Again, my young brethren, in my boyhood I remember one time when the sheriff startled us when he came and announced that under the floorboards of the porch of the home just up the street from where we lived they had found a considerable cache of stolen articles. The young man who lived in that home was termed a kleptomaniac. He seemed to have a mania for stealing things, even items he had no use for himself. Numerous people in the town had been reporting that their buggy whips and their buggy robes were taken. Here they were under the porch, and this boy finally admitted to having stolen them. I remember how shocked we fellows were—how we pitied him because he had developed this terrible weakness!

Ralph Waldo Emerson said, “Every man takes care that his neighbor shall not cheat him. But a day comes when he begins to care that he [does] not cheat his neighbor. Then all goes well. He has changed his market-cart into a chariot of the sun.” (The Complete Writings of Ralph Waldo Emerson, New York: Wm. H. Wise and Co., 1929, p. 585.)

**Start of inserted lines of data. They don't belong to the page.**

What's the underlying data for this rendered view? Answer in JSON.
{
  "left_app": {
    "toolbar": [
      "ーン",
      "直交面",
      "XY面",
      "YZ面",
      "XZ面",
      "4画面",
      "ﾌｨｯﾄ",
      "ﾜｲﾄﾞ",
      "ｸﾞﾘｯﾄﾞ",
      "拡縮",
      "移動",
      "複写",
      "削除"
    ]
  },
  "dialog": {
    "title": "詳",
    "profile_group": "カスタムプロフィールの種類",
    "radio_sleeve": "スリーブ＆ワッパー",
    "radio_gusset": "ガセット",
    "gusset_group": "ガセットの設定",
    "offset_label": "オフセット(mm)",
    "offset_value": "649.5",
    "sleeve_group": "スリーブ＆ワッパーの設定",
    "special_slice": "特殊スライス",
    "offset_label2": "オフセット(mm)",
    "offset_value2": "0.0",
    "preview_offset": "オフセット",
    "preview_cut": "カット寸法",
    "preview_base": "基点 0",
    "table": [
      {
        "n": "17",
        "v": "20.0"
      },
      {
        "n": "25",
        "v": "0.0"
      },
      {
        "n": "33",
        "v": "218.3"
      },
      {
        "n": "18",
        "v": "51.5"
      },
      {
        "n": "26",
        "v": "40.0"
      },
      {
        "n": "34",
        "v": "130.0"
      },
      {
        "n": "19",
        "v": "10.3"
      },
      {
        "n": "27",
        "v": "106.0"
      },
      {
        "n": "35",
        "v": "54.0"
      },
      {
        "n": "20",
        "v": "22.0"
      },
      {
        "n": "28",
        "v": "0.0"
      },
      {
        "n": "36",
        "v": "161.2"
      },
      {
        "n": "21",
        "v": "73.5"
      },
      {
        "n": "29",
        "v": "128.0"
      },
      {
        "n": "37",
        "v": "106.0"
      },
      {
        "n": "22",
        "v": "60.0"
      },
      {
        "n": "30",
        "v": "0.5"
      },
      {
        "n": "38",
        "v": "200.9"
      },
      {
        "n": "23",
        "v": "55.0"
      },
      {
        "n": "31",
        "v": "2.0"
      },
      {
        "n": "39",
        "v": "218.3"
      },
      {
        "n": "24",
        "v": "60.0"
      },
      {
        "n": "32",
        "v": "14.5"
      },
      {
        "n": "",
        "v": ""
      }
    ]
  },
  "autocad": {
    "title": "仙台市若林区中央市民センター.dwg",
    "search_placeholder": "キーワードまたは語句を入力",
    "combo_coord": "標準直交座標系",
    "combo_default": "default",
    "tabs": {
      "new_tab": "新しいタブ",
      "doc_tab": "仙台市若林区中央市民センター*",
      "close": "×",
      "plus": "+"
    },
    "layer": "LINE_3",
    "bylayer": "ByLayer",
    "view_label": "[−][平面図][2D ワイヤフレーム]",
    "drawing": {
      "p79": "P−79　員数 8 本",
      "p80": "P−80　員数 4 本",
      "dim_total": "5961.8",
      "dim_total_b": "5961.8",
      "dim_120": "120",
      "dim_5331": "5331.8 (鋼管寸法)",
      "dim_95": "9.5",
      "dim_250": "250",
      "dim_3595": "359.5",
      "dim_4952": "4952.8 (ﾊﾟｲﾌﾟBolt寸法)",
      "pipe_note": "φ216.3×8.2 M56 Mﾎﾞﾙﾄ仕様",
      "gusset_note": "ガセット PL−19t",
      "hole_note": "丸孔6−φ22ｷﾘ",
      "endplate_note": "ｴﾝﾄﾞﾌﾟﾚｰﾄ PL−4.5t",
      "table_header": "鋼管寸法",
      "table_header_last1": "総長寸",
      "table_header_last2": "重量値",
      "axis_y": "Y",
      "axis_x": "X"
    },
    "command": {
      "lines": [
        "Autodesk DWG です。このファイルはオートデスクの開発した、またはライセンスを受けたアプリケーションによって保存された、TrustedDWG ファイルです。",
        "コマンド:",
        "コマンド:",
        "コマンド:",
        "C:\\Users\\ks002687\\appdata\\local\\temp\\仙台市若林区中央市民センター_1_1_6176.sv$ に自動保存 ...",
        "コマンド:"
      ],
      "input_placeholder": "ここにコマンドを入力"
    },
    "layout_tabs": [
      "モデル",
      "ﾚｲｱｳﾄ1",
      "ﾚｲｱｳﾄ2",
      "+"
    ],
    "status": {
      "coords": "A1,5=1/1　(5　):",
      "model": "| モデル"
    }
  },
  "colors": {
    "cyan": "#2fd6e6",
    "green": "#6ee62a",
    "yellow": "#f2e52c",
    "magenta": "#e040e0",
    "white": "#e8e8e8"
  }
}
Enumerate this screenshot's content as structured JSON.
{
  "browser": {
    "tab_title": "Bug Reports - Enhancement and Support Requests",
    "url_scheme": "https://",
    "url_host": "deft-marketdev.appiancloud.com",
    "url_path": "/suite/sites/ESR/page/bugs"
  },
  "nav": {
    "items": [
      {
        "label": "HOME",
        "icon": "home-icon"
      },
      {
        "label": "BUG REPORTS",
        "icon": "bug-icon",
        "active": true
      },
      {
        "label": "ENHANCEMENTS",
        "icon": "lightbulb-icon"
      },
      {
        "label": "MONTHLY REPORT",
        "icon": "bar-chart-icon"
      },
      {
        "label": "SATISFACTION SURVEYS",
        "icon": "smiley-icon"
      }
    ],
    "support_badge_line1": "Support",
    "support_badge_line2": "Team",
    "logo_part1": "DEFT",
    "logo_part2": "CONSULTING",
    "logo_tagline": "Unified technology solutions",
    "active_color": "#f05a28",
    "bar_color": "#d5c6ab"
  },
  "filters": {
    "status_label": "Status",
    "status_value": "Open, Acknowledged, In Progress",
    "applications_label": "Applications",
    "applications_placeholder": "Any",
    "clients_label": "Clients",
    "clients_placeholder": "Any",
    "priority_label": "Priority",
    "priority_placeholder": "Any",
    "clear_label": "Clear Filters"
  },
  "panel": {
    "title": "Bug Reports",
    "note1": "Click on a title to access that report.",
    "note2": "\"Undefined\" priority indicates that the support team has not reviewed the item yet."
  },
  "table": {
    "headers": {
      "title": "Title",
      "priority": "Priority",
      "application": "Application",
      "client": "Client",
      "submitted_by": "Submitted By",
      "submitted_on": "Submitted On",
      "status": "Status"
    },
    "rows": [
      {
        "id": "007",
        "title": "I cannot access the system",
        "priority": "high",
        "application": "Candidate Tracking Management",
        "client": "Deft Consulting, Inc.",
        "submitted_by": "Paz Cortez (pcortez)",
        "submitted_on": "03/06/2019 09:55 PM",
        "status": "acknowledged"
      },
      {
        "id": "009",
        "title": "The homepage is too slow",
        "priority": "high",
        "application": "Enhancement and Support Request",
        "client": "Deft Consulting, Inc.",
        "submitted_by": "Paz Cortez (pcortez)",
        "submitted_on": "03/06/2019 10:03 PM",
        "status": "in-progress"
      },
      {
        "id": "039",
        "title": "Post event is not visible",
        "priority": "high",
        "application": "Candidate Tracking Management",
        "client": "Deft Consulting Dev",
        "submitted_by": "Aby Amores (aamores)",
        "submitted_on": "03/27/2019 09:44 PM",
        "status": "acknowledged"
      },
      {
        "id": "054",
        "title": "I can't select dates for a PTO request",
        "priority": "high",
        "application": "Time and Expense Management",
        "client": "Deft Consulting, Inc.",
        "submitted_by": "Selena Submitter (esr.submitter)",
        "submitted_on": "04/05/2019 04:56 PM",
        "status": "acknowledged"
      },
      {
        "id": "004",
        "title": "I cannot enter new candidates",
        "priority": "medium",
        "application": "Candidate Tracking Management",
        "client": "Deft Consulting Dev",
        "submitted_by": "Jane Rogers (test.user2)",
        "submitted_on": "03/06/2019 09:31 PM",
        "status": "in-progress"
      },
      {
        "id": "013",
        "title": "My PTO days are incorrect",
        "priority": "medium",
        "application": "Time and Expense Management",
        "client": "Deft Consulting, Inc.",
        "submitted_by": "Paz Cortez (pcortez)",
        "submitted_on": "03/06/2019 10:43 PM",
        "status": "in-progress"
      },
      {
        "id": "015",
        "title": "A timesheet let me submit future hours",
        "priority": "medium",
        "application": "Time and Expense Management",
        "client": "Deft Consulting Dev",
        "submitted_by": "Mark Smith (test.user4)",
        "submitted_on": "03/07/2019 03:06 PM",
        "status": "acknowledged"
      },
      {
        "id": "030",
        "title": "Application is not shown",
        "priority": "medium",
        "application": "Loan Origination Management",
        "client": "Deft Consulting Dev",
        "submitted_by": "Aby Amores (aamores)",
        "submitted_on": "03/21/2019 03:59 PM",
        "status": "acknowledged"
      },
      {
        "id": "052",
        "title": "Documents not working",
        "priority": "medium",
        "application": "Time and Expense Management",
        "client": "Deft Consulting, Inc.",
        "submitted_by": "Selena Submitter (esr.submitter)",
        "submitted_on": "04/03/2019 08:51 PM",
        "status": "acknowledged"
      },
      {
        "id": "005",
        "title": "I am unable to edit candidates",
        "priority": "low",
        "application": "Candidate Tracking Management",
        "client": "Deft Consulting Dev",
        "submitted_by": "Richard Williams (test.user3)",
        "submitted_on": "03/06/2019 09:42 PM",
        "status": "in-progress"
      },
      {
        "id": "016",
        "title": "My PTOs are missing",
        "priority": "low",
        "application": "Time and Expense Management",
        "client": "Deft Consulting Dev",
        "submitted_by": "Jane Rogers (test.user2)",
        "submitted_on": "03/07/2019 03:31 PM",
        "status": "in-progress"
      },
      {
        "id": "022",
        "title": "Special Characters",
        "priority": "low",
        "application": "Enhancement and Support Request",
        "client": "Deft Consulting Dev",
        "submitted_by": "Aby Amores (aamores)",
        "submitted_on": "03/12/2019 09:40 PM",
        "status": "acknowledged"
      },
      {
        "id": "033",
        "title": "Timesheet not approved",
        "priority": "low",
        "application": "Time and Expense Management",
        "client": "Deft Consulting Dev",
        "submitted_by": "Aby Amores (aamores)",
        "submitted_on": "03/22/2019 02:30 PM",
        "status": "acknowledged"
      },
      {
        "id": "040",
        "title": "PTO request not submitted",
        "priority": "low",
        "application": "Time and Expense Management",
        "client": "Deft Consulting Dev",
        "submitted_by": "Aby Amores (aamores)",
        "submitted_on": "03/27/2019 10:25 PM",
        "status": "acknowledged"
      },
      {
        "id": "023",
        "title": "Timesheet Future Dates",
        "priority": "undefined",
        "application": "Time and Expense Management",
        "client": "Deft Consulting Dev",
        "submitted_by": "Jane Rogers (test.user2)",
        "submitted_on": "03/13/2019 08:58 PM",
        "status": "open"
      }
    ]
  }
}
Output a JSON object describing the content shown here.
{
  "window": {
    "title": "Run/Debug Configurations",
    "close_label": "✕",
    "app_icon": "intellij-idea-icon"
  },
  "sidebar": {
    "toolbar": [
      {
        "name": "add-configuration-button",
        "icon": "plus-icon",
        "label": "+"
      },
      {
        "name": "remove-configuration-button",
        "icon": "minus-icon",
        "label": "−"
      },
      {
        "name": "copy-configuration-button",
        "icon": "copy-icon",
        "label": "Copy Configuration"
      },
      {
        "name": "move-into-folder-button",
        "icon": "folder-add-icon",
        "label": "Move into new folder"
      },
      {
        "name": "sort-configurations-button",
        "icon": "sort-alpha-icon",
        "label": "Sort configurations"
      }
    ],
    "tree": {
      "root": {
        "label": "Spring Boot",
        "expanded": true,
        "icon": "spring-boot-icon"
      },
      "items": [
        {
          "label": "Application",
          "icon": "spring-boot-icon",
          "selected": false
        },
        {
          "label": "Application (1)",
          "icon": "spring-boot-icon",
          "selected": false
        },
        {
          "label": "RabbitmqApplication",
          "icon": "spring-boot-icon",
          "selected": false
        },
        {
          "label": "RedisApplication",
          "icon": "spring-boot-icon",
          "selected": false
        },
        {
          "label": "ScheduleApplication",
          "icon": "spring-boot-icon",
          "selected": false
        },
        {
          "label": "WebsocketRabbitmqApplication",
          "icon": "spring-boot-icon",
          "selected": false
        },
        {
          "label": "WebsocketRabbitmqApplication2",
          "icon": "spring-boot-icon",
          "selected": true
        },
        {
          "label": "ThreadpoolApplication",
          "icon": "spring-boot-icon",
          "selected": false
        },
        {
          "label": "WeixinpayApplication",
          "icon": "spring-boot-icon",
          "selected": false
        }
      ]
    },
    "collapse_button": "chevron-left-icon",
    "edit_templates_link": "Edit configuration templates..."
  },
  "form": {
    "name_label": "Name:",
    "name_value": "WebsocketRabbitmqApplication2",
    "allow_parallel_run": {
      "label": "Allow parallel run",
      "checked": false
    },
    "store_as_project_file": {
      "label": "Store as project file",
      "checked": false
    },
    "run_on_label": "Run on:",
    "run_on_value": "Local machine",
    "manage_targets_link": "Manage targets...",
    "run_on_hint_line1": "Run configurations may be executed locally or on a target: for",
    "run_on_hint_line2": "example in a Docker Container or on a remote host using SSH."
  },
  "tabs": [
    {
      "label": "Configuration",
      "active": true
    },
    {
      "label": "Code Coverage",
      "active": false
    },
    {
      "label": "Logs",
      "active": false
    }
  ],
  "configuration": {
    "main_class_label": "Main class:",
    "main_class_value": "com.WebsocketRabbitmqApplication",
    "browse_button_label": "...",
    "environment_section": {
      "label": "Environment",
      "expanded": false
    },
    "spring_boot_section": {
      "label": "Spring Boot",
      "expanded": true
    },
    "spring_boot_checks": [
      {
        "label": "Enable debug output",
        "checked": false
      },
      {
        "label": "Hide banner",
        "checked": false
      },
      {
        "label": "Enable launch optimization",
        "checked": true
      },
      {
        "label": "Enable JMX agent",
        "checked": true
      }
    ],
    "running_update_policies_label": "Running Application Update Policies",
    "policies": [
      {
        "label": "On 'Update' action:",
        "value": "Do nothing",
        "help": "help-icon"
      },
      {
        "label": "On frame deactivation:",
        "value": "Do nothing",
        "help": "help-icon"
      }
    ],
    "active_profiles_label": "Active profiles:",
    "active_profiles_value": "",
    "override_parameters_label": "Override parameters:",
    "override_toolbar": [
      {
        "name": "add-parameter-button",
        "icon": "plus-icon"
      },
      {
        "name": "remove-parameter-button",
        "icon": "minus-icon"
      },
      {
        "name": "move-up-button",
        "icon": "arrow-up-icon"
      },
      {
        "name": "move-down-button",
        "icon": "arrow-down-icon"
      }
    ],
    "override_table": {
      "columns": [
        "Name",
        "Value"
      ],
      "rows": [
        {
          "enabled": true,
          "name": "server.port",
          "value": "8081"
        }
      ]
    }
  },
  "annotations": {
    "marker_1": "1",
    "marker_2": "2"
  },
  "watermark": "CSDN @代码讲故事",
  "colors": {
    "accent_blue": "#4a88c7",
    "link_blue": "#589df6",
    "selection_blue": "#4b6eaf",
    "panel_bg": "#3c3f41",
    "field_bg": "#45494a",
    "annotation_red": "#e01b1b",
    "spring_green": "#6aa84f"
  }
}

This boy did not know how our acts follow us and how that which we sow we are sure to reap. And every experience we have adds to or draws from our lives. We cannot think ugly thoughts or do ugly things without retribution.

Recently in a paper was an account of a girl who found a very large check in excess of two million dollars. She immediately began spending it in her own mind, she said. But finally she returned the check to its owner, and the newspaper account revealed the reward was very much smaller than her dreams. Why should she want a reward for doing right? Why should she be disappointed in the amount offered? Must people be rewarded for doing right? Would you expect a reward if you returned a lost article? All of you boys are learning or have learned the Thirteenth Article of Faith: “We believe in being honest, true, chaste, benevolent, virtuous, and in doing good to all men. …”

I wish to say a few words about shoplifting, but time will not permit. It is a terrible disgrace that in our communities firms must set aside a rather distressing percentage of their profits to take care of the shoplifting. It is a horrible thing that in a Latter-day Saint community, where part of us at least are Latter-day Saints, this should be the case.

Now I would like to conclude with one other little experience. I was down in Toquepala, Peru. We were dedicating a chapel. Many of the men who were employed in that mining town were Americans. After the dedication they had a dinner at one of the homes. As we moved around in the home, a young boy came to me and said, “Brother Kimball, I’m thinking about a mission. Would you give me a blessing?”

I said, “Why, of course. I’d be very happy to give you a blessing, but isn’t that your father I met in the other room?”

He said, “Yes, that’s Dad.”

I said, “Well, why don’t you ask him to give you your blessing?”

“Oh,” he said, “Dad wouldn’t want to give a blessing to me.”

So I excused myself. In time I ran into the father, and I said, “You have a wonderful boy there. I think he would like to have a blessing from his father. Wouldn’t you like to give him a blessing?”

He said, “Oh, I don’t think my boy would want me to give him a blessing.”

But as I mingled among these people and saw the father and the son a little later, close together, I could understand that they had come together in their thoughts and that the boy was proud to have his father bless him, and the father was delighted to be asked.

I hope you boys in this audience will keep that in mind. You have the best dad in the world, you know. He holds the priesthood; he would be delighted to give you a blessing. He would like you to indicate it, and we would like you fathers to remember that your boys are a little timid maybe. They know you are the best men in the world, but probably if you just made the advance, there would be some glorious moments for you.

Brethren, it is wonderful to be with you here tonight. And may peace be with you, and as has been said so many times in these days, only righteousness pays dividends. God bless you, and I bear my testimony to you boys, to you men, that God lives and that Jesus is the Christ. It is a great program of salvation and exaltation, and it is the only way, and there never was found happiness in unrighteousness. I bear my testimony to you in the name of Jesus Christ, our Lord. Amen.